photography by annie appel
film-based work *
Mom said I had your free spirit before I was old enough to
know what that meant. Before I learned you ran bootleg
whiskey up and down the coast with your brother Lou, and
that you were the driver. Lou, who ran guns through
Mexico to Israel before it became Israel. Lou, whose name
lives in my middle name, Louise.
Through the years I'd ask if it were true. True that you and
your brother once rolled the car and had to walk away since
it was filled with bootleg whiskey. Your answer never
wavered, "Do you believe everything you hear?" But when
you gunned the engine of your turquoise Cadillac to be first
off the traffic light every time, I knew it was.
You kept the tradition. You were always home from driving
your booze deliveries in time to bake braided bread for
Friday's sabbath. Home in time to make jam from your trees

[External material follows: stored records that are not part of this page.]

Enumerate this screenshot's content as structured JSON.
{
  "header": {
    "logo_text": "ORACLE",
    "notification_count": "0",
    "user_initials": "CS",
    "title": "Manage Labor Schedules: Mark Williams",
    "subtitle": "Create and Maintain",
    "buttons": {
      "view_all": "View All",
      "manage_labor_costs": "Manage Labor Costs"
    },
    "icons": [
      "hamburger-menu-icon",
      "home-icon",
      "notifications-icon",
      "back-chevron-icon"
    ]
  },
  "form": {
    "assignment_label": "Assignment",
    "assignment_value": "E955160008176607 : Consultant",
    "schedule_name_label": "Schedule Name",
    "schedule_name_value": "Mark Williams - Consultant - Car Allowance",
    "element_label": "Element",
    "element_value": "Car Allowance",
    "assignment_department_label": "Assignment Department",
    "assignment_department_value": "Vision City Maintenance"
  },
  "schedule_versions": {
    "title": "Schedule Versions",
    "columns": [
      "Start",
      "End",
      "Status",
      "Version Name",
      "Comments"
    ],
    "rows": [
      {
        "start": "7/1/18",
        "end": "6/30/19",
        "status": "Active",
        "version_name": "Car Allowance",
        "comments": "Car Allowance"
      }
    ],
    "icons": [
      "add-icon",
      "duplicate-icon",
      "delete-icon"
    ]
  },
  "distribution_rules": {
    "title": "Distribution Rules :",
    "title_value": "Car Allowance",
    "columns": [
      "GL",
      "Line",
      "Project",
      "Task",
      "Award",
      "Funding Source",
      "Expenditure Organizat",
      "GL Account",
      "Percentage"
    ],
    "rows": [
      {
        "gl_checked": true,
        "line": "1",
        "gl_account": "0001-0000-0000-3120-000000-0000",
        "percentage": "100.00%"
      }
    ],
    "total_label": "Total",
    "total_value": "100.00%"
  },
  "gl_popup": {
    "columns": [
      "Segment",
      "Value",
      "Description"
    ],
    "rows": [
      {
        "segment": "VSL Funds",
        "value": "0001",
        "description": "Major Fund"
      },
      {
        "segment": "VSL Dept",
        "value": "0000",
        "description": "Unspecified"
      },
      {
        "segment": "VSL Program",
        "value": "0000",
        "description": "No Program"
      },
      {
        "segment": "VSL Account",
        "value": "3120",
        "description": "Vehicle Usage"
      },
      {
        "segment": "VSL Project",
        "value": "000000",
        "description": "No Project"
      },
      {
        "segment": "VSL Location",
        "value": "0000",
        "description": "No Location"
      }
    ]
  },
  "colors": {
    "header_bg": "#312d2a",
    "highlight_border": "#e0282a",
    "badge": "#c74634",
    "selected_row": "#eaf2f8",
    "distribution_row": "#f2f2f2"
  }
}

- apricot, plum, peach and lemon. Half the avocados
dropped into the neighbors yard, but there were always so
many you said it didn't much matter, and I loved that you
We played gin. "Chest your cards honey, chest your cards,"
and you'd gently push my hand up. More than once you told
me not to waste my good luck playing with my grandma.
"Save it for Vegas". I still play your solitaire with the deck
you taught me on - numbers faded, barely visible.
Summer before college, I lived with you for what turned
out to be your last. You insisted I hang a nude self-portrait
over your television. You agreed to sit for a portrait, but
only if you got to keep your clothes on. I'd never imagined
asking you to get naked.
You let me tape record our conversations.
"Would you do anything different if you had your life to do
"I would have taken the job in Washington, D.C."
"Are you saying you would have disobeyed your mother?"